[Component data from apps and pages]
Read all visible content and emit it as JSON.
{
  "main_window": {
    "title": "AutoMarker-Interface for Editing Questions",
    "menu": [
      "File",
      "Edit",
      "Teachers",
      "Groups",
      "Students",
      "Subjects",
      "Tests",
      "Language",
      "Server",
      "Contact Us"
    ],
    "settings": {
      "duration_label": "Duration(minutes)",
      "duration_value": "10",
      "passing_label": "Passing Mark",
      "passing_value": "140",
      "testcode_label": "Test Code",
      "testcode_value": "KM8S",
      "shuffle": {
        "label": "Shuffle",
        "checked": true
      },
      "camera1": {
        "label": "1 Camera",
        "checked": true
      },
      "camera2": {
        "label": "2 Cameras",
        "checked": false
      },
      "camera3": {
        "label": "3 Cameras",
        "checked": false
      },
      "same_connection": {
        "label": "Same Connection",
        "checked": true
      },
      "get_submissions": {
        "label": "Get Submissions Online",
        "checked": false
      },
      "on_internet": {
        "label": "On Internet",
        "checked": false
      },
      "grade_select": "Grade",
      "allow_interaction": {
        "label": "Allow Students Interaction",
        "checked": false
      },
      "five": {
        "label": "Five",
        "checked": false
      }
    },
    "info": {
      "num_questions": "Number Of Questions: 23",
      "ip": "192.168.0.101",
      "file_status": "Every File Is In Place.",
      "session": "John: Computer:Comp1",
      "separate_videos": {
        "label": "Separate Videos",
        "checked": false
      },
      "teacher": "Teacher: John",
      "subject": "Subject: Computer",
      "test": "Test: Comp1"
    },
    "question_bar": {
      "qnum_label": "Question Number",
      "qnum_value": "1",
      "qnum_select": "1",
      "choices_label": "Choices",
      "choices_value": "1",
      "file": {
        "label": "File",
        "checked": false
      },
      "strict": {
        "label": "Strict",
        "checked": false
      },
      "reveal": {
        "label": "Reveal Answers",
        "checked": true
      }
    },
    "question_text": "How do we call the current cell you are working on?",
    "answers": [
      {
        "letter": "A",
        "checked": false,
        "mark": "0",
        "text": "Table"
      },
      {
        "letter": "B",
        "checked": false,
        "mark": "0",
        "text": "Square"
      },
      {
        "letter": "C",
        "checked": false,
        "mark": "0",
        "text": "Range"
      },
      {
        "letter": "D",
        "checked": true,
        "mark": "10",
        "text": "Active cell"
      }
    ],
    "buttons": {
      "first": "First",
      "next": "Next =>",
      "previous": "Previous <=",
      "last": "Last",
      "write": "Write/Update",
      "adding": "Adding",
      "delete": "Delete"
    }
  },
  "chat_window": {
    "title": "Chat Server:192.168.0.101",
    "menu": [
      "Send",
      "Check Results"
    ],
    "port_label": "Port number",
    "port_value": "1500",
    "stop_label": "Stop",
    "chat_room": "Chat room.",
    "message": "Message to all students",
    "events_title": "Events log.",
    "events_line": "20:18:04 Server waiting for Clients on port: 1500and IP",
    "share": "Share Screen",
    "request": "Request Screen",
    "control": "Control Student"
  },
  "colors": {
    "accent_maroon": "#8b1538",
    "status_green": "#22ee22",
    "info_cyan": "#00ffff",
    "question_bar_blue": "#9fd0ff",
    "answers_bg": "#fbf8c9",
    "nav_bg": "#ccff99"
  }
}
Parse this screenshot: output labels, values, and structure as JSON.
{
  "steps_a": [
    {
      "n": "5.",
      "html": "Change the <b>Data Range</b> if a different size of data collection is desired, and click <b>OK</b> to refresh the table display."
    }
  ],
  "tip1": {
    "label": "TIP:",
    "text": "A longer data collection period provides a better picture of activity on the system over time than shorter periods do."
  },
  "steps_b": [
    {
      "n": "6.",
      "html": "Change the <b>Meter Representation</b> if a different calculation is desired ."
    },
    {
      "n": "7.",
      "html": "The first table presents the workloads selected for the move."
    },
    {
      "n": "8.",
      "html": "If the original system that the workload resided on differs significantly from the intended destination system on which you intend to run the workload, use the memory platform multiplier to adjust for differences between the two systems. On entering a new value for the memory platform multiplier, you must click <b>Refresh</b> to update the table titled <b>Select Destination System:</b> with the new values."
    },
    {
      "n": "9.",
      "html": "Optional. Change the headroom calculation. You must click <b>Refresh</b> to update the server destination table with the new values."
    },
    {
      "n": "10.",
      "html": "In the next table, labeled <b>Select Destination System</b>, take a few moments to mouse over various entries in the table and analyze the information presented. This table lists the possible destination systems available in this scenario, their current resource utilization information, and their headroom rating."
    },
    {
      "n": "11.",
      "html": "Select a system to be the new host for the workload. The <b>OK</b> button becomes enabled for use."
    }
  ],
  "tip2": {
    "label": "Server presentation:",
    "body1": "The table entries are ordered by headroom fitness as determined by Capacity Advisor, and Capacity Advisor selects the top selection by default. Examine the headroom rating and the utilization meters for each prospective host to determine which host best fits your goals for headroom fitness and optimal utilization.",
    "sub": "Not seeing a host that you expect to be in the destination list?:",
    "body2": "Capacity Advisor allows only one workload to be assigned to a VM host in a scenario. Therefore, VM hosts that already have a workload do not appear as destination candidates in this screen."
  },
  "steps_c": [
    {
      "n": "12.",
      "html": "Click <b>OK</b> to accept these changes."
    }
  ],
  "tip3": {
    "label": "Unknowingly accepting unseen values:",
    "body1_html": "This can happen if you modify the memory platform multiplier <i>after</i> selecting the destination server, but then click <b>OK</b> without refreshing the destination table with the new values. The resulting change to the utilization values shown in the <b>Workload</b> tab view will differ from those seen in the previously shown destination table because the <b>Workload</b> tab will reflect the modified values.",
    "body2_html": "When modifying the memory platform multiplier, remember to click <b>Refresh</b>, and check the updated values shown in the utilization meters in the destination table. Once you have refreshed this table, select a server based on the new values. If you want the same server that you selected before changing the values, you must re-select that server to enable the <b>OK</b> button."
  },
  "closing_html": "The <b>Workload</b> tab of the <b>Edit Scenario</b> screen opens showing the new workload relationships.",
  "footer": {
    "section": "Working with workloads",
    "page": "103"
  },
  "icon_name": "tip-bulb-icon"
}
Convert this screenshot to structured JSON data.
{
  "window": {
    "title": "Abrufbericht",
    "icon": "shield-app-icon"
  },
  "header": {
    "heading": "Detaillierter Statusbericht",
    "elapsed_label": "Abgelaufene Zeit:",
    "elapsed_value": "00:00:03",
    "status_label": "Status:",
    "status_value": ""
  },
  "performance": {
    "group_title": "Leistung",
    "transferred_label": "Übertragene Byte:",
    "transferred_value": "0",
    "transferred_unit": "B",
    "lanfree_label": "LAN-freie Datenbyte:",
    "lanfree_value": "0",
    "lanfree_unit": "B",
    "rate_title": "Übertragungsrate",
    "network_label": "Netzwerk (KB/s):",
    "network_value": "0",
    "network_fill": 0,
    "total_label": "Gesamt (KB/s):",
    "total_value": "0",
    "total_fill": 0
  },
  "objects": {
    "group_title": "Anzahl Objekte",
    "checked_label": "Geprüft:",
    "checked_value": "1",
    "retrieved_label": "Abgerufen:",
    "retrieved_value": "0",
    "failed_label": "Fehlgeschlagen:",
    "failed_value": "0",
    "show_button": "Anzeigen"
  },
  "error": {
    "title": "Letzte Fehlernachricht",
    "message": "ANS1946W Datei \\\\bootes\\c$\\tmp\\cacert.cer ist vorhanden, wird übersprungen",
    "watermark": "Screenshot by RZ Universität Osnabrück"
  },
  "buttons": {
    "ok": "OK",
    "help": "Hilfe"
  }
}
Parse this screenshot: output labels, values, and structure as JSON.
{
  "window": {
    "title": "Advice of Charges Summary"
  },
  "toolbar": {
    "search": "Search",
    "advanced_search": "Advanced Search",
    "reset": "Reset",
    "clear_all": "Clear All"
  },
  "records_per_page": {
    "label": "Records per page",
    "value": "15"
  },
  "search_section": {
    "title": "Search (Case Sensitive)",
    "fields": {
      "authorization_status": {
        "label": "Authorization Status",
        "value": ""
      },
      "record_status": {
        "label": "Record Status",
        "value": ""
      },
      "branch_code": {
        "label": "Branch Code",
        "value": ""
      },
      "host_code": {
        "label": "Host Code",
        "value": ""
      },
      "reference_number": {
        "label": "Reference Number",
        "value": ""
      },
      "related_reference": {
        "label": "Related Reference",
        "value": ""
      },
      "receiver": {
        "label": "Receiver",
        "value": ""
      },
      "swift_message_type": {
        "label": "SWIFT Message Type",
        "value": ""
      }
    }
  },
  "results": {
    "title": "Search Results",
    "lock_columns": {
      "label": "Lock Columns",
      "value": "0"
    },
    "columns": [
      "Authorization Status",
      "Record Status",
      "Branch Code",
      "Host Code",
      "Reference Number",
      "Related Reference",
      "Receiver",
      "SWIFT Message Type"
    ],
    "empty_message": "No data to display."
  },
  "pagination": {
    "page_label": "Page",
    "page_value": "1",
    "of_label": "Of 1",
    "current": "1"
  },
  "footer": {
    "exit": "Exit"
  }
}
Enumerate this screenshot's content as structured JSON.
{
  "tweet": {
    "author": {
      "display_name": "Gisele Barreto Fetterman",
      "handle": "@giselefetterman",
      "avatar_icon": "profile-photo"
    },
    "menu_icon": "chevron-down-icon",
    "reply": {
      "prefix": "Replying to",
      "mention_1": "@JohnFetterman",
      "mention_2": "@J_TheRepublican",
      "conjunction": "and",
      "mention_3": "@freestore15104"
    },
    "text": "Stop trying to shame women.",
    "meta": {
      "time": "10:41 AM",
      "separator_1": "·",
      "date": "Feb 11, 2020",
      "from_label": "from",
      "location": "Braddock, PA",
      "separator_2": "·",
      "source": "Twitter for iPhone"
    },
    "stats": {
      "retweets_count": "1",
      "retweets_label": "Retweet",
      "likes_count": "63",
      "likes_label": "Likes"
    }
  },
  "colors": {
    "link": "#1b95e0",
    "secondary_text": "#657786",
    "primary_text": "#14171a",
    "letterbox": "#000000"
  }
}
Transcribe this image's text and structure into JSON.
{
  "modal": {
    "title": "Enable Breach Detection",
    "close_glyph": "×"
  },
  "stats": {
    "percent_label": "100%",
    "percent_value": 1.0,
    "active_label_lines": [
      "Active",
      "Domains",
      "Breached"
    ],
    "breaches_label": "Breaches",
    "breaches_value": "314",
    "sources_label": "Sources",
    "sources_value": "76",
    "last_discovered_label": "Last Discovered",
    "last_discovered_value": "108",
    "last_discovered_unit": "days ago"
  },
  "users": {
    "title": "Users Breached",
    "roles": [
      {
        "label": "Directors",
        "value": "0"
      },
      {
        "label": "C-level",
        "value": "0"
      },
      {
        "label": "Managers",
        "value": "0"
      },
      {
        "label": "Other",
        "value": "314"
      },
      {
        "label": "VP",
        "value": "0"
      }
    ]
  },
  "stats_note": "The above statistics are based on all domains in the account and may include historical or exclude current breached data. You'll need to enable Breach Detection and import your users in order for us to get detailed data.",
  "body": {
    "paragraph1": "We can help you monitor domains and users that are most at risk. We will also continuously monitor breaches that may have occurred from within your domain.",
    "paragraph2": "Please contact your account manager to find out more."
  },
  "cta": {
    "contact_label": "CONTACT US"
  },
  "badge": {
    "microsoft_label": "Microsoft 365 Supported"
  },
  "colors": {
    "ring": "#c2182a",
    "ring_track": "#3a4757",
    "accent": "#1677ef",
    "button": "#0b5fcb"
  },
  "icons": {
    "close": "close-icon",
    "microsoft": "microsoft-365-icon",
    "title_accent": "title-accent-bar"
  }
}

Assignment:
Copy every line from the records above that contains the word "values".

Solution to the exercise:
Parse this screenshot: output labels, values, and structure as JSON.
      "html": "If the original system that the workload resided on differs significantly from the intended destination system on which you intend to run the workload, use the memory platform multiplier to adjust for differences between the two systems. On entering a new value for the memory platform multiplier, you must click <b>Refresh</b> to update the table titled <b>Select Destination System:</b> with the new values."
      "html": "Optional. Change the headroom calculation. You must click <b>Refresh</b> to update the server destination table with the new values."
    "label": "Unknowingly accepting unseen values:",
    "body1_html": "This can happen if you modify the memory platform multiplier <i>after</i> selecting the destination server, but then click <b>OK</b> without refreshing the destination table with the new values. The resulting change to the utilization values shown in the <b>Workload</b> tab view will differ from those seen in the previously shown destination table because the <b>Workload</b> tab will reflect the modified values.",
    "body2_html": "When modifying the memory platform multiplier, remember to click <b>Refresh</b>, and check the updated values shown in the utilization meters in the destination table. Once you have refreshed this table, select a server based on the new values. If you want the same server that you selected before changing the values, you must re-select that server to enable the <b>OK</b> button."
Parse this screenshot: output labels, values, and structure as JSON.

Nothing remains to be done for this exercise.